The final play of the season, directed by Edelstein, will be the world premiere of The Second Mrs. Wilson, a play that revisits an interesting historical situation. President Woodrow Wilson’s first wife died while he was in office and he became the first president to woo and wed a woman while president. That would be interesting enough, perhaps, but the situation of the play is more pressing: not long after the wedding, Wilson suffered a stroke and was largely incapacitated. Di Pietro’s play looks at a situation in which a woman, persona non grata to the Cabinet and others trying to run the president’s administration, has to take charge in a man’s world in her husband’s stead as de facto head of the Executive Branch. In the scenes enacted at the preview, we saw Edith Boling Galt, a widow, charm the donnish president Wilson; in the second we watched her take command, delicately but firmly, of a meeting with one of the chiefs of staff. A play about the kinds of tests and resources in life that demand strong resolve, the play is relevant to the changing role of women in American politics.

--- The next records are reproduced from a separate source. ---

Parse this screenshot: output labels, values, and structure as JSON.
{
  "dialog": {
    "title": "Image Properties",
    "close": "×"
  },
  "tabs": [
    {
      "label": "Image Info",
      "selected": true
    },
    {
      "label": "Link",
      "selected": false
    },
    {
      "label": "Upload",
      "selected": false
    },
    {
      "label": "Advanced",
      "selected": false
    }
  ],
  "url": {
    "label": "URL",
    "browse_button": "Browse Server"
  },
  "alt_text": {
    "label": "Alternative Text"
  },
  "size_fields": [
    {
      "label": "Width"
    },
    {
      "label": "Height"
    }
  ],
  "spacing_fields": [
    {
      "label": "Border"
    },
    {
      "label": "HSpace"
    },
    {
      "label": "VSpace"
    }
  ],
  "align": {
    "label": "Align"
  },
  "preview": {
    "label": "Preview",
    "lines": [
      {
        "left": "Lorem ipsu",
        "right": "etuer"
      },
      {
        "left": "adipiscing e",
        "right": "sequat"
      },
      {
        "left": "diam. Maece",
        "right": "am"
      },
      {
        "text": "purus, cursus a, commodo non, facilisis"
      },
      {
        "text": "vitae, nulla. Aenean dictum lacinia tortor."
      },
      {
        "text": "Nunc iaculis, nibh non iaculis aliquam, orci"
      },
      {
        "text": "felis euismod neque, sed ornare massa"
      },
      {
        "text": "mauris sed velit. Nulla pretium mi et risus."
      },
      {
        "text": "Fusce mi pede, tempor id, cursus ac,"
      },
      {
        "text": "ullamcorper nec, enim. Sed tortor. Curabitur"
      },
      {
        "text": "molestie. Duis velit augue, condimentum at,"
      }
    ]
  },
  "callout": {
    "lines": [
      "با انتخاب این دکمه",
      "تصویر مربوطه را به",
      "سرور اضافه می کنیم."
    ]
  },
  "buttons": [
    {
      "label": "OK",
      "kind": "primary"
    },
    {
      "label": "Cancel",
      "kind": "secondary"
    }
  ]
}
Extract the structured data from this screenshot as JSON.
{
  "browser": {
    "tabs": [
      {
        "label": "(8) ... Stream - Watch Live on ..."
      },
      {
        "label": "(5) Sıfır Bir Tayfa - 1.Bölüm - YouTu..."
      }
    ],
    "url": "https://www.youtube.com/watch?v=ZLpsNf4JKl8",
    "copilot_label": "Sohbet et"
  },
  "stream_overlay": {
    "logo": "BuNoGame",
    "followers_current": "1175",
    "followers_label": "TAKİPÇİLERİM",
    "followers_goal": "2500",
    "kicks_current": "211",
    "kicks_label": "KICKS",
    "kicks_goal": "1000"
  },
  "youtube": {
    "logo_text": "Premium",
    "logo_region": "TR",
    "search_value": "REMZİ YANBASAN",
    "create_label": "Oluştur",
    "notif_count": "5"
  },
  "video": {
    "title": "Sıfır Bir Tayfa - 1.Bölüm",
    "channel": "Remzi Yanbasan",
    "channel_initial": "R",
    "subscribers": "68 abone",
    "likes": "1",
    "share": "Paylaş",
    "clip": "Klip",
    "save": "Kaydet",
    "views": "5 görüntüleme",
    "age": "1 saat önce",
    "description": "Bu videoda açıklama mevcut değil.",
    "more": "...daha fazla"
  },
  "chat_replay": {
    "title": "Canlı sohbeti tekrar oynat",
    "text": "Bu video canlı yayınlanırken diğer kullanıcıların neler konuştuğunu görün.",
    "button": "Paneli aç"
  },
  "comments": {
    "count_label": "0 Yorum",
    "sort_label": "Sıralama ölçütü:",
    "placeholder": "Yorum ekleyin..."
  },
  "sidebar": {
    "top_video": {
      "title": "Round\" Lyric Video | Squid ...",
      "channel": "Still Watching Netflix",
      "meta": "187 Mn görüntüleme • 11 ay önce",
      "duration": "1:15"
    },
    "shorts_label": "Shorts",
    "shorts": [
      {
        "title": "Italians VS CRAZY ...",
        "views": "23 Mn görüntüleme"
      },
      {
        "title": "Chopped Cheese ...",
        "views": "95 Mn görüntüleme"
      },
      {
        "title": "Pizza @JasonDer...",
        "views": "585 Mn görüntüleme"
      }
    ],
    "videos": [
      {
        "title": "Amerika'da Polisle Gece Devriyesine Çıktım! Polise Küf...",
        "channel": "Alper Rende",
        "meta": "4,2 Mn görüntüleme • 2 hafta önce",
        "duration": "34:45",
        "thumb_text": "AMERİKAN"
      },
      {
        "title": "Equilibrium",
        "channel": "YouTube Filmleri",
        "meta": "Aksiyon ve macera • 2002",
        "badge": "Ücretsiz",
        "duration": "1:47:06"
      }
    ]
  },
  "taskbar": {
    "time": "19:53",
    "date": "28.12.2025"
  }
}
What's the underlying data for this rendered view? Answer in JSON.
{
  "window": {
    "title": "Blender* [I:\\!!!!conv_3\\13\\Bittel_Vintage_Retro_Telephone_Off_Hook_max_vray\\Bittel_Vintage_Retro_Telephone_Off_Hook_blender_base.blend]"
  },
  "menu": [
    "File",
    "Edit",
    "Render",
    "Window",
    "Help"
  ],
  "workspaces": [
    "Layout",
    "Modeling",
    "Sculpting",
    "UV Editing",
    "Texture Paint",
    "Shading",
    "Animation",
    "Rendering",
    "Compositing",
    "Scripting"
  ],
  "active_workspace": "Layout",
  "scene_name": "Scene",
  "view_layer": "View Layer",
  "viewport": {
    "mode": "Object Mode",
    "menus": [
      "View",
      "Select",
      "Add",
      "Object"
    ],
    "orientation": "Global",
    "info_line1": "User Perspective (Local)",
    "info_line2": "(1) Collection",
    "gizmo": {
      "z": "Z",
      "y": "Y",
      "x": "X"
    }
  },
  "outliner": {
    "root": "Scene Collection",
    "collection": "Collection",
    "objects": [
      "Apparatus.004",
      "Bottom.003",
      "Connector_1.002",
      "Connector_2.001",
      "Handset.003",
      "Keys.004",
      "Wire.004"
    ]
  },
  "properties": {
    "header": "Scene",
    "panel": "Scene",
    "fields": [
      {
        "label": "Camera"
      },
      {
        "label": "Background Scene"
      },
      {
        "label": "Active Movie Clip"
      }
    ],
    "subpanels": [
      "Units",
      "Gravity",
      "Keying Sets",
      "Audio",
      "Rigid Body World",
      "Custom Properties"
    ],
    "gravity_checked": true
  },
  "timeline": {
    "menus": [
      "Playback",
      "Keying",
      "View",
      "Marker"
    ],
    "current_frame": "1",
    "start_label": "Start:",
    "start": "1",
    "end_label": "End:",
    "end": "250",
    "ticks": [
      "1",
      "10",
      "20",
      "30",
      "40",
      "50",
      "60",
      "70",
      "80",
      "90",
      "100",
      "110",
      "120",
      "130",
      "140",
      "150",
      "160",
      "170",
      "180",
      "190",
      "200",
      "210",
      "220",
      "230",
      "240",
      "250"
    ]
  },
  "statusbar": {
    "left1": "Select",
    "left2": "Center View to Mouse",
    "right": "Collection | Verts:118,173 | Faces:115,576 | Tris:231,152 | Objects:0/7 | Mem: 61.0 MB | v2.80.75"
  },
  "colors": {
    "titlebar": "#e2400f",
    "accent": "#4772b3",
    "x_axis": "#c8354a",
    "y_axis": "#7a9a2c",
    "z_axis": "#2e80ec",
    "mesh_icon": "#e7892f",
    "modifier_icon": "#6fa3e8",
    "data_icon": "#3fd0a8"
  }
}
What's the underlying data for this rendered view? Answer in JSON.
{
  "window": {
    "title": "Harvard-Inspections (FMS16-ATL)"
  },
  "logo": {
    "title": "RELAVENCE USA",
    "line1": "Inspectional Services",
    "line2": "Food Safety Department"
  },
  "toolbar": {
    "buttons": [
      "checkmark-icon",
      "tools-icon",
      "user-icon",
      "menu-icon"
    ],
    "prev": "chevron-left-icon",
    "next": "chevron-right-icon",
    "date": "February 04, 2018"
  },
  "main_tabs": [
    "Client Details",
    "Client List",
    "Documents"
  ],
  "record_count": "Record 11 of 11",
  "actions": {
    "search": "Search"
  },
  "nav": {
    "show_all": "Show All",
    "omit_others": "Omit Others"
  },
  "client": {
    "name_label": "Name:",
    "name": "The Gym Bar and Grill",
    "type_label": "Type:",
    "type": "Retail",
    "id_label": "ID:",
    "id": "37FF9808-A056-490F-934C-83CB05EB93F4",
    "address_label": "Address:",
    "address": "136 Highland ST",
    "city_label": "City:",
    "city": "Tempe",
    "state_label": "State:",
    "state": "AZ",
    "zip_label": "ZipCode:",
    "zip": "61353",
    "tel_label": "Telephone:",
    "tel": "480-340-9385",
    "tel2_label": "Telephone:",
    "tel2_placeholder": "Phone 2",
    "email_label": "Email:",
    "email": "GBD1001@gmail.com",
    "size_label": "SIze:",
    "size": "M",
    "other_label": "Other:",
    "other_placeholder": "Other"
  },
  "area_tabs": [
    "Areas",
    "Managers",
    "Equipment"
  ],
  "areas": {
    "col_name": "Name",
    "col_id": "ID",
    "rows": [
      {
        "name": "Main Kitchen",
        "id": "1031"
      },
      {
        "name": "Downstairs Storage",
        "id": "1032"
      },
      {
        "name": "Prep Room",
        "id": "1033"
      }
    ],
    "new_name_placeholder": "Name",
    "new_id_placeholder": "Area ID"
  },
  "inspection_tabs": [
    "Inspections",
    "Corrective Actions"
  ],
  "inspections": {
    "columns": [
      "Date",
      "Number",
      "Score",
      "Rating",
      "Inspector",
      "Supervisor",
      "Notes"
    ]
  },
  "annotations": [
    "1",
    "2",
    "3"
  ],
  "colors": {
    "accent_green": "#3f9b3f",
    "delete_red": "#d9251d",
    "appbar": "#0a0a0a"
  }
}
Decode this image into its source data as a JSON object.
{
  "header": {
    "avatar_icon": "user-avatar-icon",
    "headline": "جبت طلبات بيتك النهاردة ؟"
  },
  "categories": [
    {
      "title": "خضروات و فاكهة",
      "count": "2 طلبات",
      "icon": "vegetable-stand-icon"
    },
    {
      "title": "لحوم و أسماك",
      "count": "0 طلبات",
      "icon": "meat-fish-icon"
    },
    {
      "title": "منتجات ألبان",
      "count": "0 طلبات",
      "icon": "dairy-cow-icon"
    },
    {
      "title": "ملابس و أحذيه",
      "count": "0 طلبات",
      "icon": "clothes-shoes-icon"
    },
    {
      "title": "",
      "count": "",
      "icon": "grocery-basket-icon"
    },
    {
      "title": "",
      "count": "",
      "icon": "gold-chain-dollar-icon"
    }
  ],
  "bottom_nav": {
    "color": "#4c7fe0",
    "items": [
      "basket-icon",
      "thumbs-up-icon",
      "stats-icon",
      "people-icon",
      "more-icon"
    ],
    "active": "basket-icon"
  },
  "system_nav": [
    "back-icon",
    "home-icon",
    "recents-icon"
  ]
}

THE SECOND MRS. WILSON BY JOE DiPIETRO DIRECTED BY GORDON EDELSTEIN CLAIRE TOW STAGE IN THE C. NEWTON SCHENCK III THEATRE WORLD PREMIERE MAY 6-31, 2015 PRESS OPENING: MAY 13, 2015
Subscriptions are already on sale. Single tickets will go on sale Monday, August 4. For more information about the 50th anniversary season, visit www.longwharf.org or call 203-787-4282.